To parade the hungry in this way can seem cruel. But it may not be unwise. Elsewhere in the world, charities might raise money in schools and in houses of worship and serve food free in the quiet of a shelter. At the very least, the men might be allowed to sit inside the restaurant, not on the edge of the sidewalk.
But in India, with its feudal vestiges of class and caste, that may not work. Among the swelling middle class, anonymous, chequebook-style charity has yet to catch on. Indians have shown scant enthusiasm for giving to abstract causes. Indian charity is feudal charity: making donations to those below you in your household chain of command. The most common charity remains paying for your driver's $200 surgery or for the tuition of your maid's children. It is the charity of the layered feudal manor. It depends on the performance of need by the servant and on the master's sense of paternalistic obligation.
To bring these men indoors with the notion of safeguarding their dignity would risk their starvation, in the calculation of the restaurateurs. They believe the men must be exhibited—sunken and sad-eyed. They must gaze at passers-by with that obedient, mournful, reverential stare that well-born Indians have learnt to expect. They must be advertisements for their own cause.
"If they sit inside, that would be a misconception for the people who are giving money —that those people are eating," said Shaib Ansari, the 23-year-old proprietor of the Mahim Darbar restaurant, opened by his uncle more than four decades ago. “We don't let anyone sit inside until someone pays for them to eat.”
But now the Honda had come, and it was time for the men to pass from outside to inside, from the ground to the table, from desire to fulfilment.

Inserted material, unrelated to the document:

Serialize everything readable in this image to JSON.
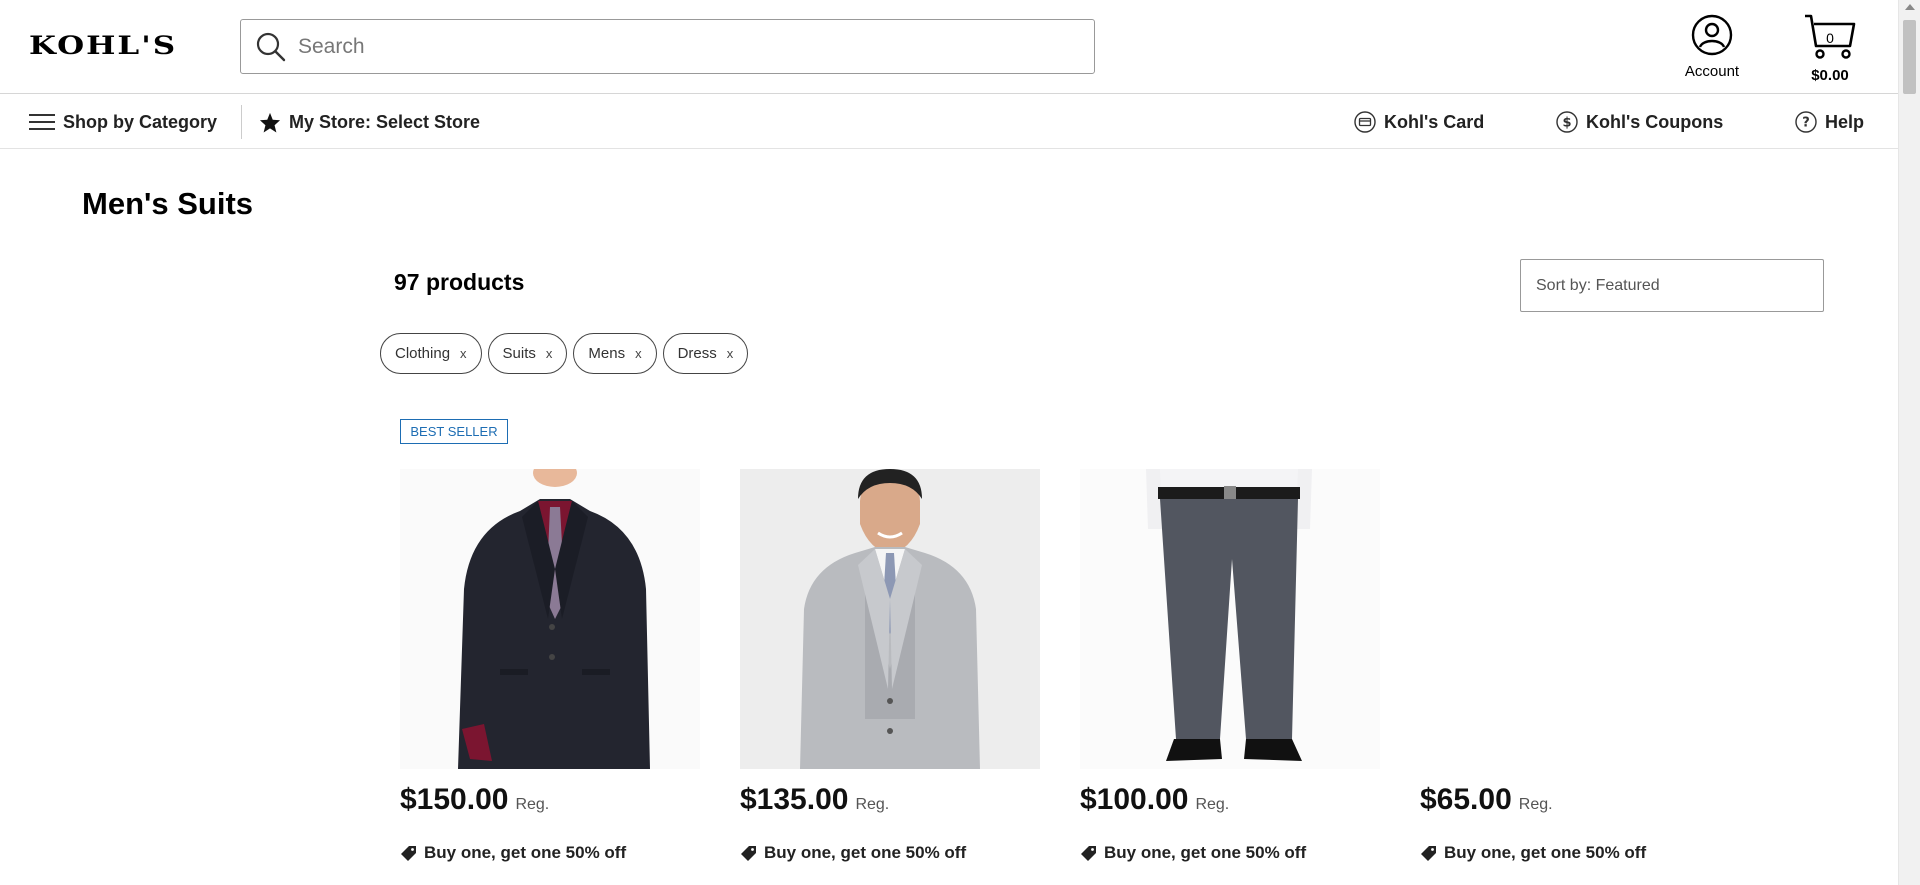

The waiter was a grown man less than 4ft tall and as skeletal as his customers. He began preparing meals for the men, filling orange plates with rice and pouring on a yellow curried gruel. It was a Muslim establishment, serving carnivorous fare. But in deference to Hindu patrons, the gruel came in a vegetarian version, too.
The restaurant sees some men (and it sees only men) once. These are the ones who tumble into hunger and just as quickly pull themselves out. Others come for a few months, men who have lost their jobs in the volatile labour market that is replacing the old job-for-life socialist ways. Then there are the regulars. In this restaurant, it is no privilege being a regular. It is a category populated mainly by the sick and the unstable—or, as the owner puts it, the “mentally retired.”
Raju Subachan, 30, belongs to the second category, the unemployed. He came two months ago from Allahabad, in the North. He found work as a waiter with a catering company; he ferried around food, never imagining that he would go hungry one day. But Mumbai can be callous. Catering firms fire employees at whim, and Subachan soon found himself adrift.
He made clear, sitting in the doorway, that he was not a free-food junkie. During a month of joblessness, he had come only three or four times. On this day, he had already eaten once, at noon, and was waiting for a second meal, which he anticipated would keep him from feeling empty until morning. And then the golden Honda arrived and brought him to his feet.
He sat alone, plunging his fingers into the yellow mush on his plate. He ate quietly and quickly. When you eat like this, with your dependence exhibited to the world, a meal no longer feels like something to linger over.
©2008/THE NEW YORK TIMES